Teen Tie-Dyes Her Way to Nicaraguan Home
COCONUT CREEK, Fla. (Oct. 26, 2010) –Sami Kerker, 15, chose to forgo her desire to purchase a car at 16 to fulfill the dream of homeownership for a destitute family she had never met. Investing money she had earned since the sixth-grade in tie-dye materials and clothing, Sami enlisted the support of friends and family nationwide. Sami’s goal is to raise money to build a safe, sturdy Food For The Poor house for a Nicaraguan family and to travel to see her dream realized.
Artist Sami Kerker and her mom, Sindee

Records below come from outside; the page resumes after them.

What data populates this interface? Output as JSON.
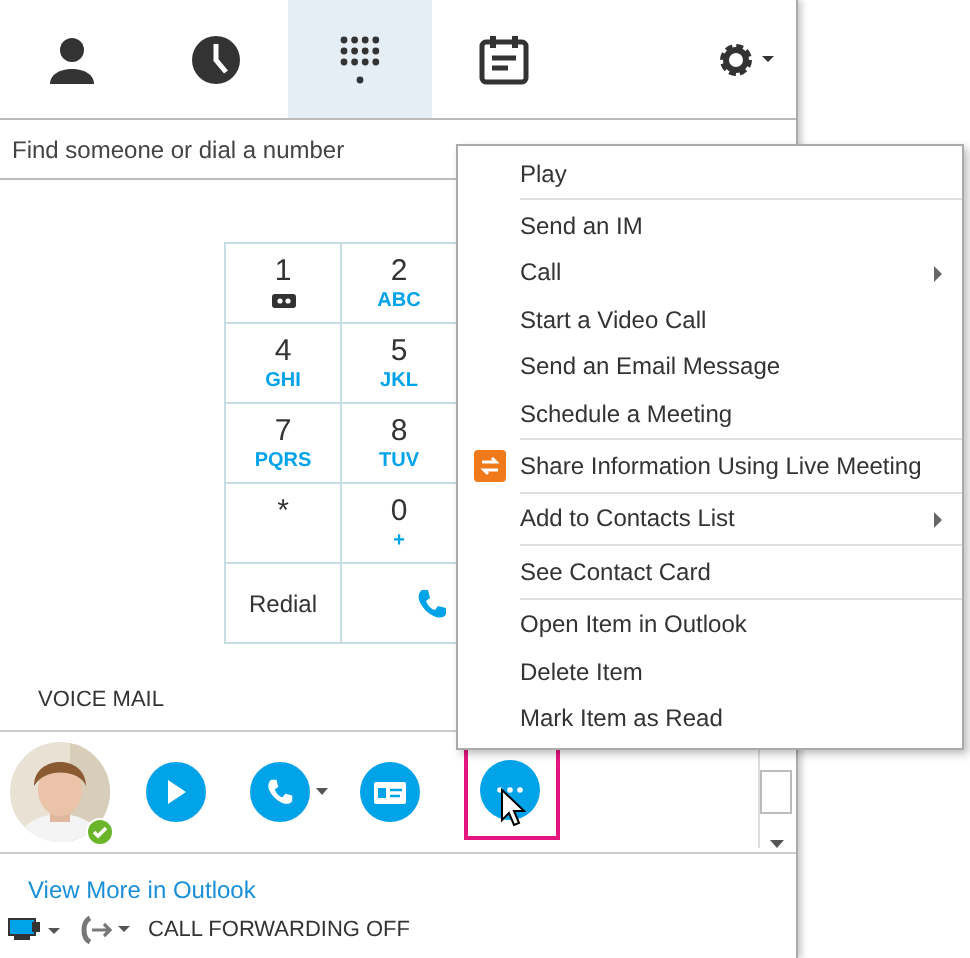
{
  "tabs": [
    {
      "kind": "contacts",
      "selected": false
    },
    {
      "kind": "history",
      "selected": false
    },
    {
      "kind": "dialpad",
      "selected": true
    },
    {
      "kind": "meetings",
      "selected": false
    }
  ],
  "search": {
    "placeholder": "Find someone or dial a number"
  },
  "dialpad": {
    "keys": [
      {
        "digit": "1",
        "kind": "voicemail"
      },
      {
        "digit": "2",
        "sub": "ABC",
        "kind": "letters"
      },
      {
        "digit": "4",
        "sub": "GHI",
        "kind": "letters"
      },
      {
        "digit": "5",
        "sub": "JKL",
        "kind": "letters"
      },
      {
        "digit": "7",
        "sub": "PQRS",
        "kind": "letters"
      },
      {
        "digit": "8",
        "sub": "TUV",
        "kind": "letters"
      },
      {
        "digit": "*",
        "kind": "letters"
      },
      {
        "digit": "0",
        "sub": "+",
        "kind": "letters"
      }
    ],
    "redial": "Redial"
  },
  "voice_mail": {
    "title": "VOICE MAIL",
    "link": "View More in Outlook"
  },
  "status_bar": {
    "call_forwarding": "CALL FORWARDING OFF"
  },
  "context_menu": [
    {
      "kind": "item",
      "label": "Play"
    },
    {
      "kind": "separator"
    },
    {
      "kind": "item",
      "label": "Send an IM"
    },
    {
      "kind": "submenu",
      "label": "Call"
    },
    {
      "kind": "item",
      "label": "Start a Video Call"
    },
    {
      "kind": "item",
      "label": "Send an Email Message"
    },
    {
      "kind": "item",
      "label": "Schedule a Meeting"
    },
    {
      "kind": "separator"
    },
    {
      "kind": "icon",
      "label": "Share Information Using Live Meeting"
    },
    {
      "kind": "separator"
    },
    {
      "kind": "submenu",
      "label": "Add to Contacts List"
    },
    {
      "kind": "separator"
    },
    {
      "kind": "item",
      "label": "See Contact Card"
    },
    {
      "kind": "separator"
    },
    {
      "kind": "item",
      "label": "Open Item in Outlook"
    },
    {
      "kind": "item",
      "label": "Delete Item"
    },
    {
      "kind": "item",
      "label": "Mark Item as Read"
    }
  ]
}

“I was inspired by the Lynn University students and faculty who went to Haiti last year to try to make a difference in this poverty-stricken country,” said Sami. “To honor their work, I wanted to follow in their footsteps. That is how I decided to volunteer with Food For The Poor. ”
Motivated by her economics professor, Sami, a sophomore at Atlantic Community High School in Delray Beach, aspires to graduate from the International Baccalaureate (IB) program with the IB Diploma. To fulfill the required personal project, Sami created a business, Tie Dye Unique – designing and constructing the Web site to sell her merchandise. From the beginning, Sami has selflessly donated 100 percent of the profit to charity, and has already raised 75 percent of the necessary funds.
“Everybody loves tie-dye, and wants to do something to help,” said Sami. “Everyone in my Pilates class has purchased tie-dyed socks to wear to class. I am thankful for all the support I have received.”
First exposed to the tie-dying process in an eighth-grade chemistry project, Sami has mixed pounds of brightly colored dyes and wrapped hundreds of rubber bands, to create unique color combinations and patterns. Family members and friends flew to Florida – some from as faraway as Los Angeles – to help the Boca Raton teen tie-dye her way to Nicaragua.
Sami Kerker speaks with shoppers
With the dinning room table and kitchen countertops covered in newspaper and tarps, the team spent a week repeating the lengthy tie-die process approximately 474 times. With the exception of volleyball practice that week from 3 to 6 p.m., Sami perfected the spiral, random, circle, and striped tie-dye methods.
“My husband and son thought we were absolutely nuts,” said Sindee Kerker, Sami’s mother and professor of Criminal Justice at Lynn University. “Originally, we had planned to tie-dye in the garage, but it was too hot in August to work there.”
After months of selling tie-dye shirts, sweatpants and socks, the mother-daughter team will travel to Nicaragua in December to paint the house Sami is raising funds to build.
"For $3,200, I could make a difference that could last a lifetime for a special family," said Sami, who confessed the journey will take her outside of her comfort zone. "I am hoping to sell all of my tie-dying projects by the end of the year so I can use my profits to fund a house in Nicaragua."
To make a donation toward Sami’s initiative or to purchase your own uniquely tie-dyed merchandise, please visit her Web site.
Shoppers with Sami Kerker's creations
A donation of $3,200 can build a home with a latrine and shower stall for a destitute family, providing housing recipients with access to proper sanitation and privacy. Proper sanitation is essential to the health and welfare of a thriving family and helps prevent life-threatening illnesses.
To view a CBS Channel 4 Miami news report on Sami, please visit Foor For The Poor's YouTube channel.
Food For The Poor, the third-largest international relief and development organization in the nation, does much more than feed millions of hungry poor in 17 countries of the Caribbean and Latin America. This interdenominational Christian agency provides emergency relief assistance, clean water, medicines, educational materials, homes, support for orphans and the aged, skills training and micro-enterprise development assistance, with more than 96 percent of all donations going directly to programs that help the poor.
For more information, please visit www.FoodForThePoor.org.
Jennifer Leigh Oates
954-427-2222, ext. 6054